The output must reproduce each line of the data word for word.

^^^^^^^^^^^^^^^^

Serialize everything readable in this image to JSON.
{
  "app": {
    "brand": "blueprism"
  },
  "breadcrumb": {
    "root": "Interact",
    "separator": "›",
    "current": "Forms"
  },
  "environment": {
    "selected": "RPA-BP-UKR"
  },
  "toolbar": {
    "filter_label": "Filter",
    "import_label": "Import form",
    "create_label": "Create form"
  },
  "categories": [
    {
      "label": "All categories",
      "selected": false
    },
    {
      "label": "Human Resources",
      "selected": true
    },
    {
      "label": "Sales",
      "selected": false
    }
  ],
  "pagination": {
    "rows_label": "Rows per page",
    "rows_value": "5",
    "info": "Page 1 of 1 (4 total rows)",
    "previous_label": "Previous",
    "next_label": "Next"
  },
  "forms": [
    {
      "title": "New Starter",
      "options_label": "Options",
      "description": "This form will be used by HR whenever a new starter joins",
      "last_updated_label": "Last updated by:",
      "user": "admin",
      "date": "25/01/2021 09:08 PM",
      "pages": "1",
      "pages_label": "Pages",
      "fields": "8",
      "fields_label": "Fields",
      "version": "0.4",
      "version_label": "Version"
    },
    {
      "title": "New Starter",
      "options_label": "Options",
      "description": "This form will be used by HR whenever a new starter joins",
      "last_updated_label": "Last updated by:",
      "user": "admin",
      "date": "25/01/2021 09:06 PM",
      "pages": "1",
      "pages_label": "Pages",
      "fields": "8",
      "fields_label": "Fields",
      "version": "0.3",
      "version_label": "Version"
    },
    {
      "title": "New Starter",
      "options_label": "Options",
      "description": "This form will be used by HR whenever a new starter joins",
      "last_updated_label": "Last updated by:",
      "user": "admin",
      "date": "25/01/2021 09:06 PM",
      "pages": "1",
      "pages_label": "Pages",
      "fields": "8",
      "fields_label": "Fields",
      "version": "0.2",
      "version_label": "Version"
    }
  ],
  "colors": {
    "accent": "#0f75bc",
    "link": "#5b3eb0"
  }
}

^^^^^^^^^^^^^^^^

* Output for this task *
Serialize everything readable in this image to JSON.
{
  "app": {
    "brand": "blueprism"
  },
  "breadcrumb": {
    "root": "Interact",
    "separator": "›",
    "current": "Forms"
  },
  "environment": {
    "selected": "RPA-BP-UKR"
  },
  "toolbar": {
    "filter_label": "Filter",
    "import_label": "Import form",
    "create_label": "Create form"
  },
  "categories": [
    {
      "label": "All categories",
      "selected": false
    },
    {
      "label": "Human Resources",
      "selected": true
    },
    {
      "label": "Sales",
      "selected": false
    }
  ],
  "pagination": {
    "rows_label": "Rows per page",
    "rows_value": "5",
    "info": "Page 1 of 1 (4 total rows)",
    "previous_label": "Previous",
    "next_label": "Next"
  },
  "forms": [
    {
      "title": "New Starter",
      "options_label": "Options",
      "description": "This form will be used by HR whenever a new starter joins",
      "last_updated_label": "Last updated by:",
      "user": "admin",
      "date": "25/01/2021 09:08 PM",
      "pages": "1",
      "pages_label": "Pages",
      "fields": "8",
      "fields_label": "Fields",
      "version": "0.4",
      "version_label": "Version"
    },
    {
      "title": "New Starter",
      "options_label": "Options",
      "description": "This form will be used by HR whenever a new starter joins",
      "last_updated_label": "Last updated by:",
      "user": "admin",
      "date": "25/01/2021 09:06 PM",
      "pages": "1",
      "pages_label": "Pages",
      "fields": "8",
      "fields_label": "Fields",
      "version": "0.3",
      "version_label": "Version"
    },
    {
      "title": "New Starter",
      "options_label": "Options",
      "description": "This form will be used by HR whenever a new starter joins",
      "last_updated_label": "Last updated by:",
      "user": "admin",
      "date": "25/01/2021 09:06 PM",
      "pages": "1",
      "pages_label": "Pages",
      "fields": "8",
      "fields_label": "Fields",
      "version": "0.2",
      "version_label": "Version"
    }
  ],
  "colors": {
    "accent": "#0f75bc",
    "link": "#5b3eb0"
  }
}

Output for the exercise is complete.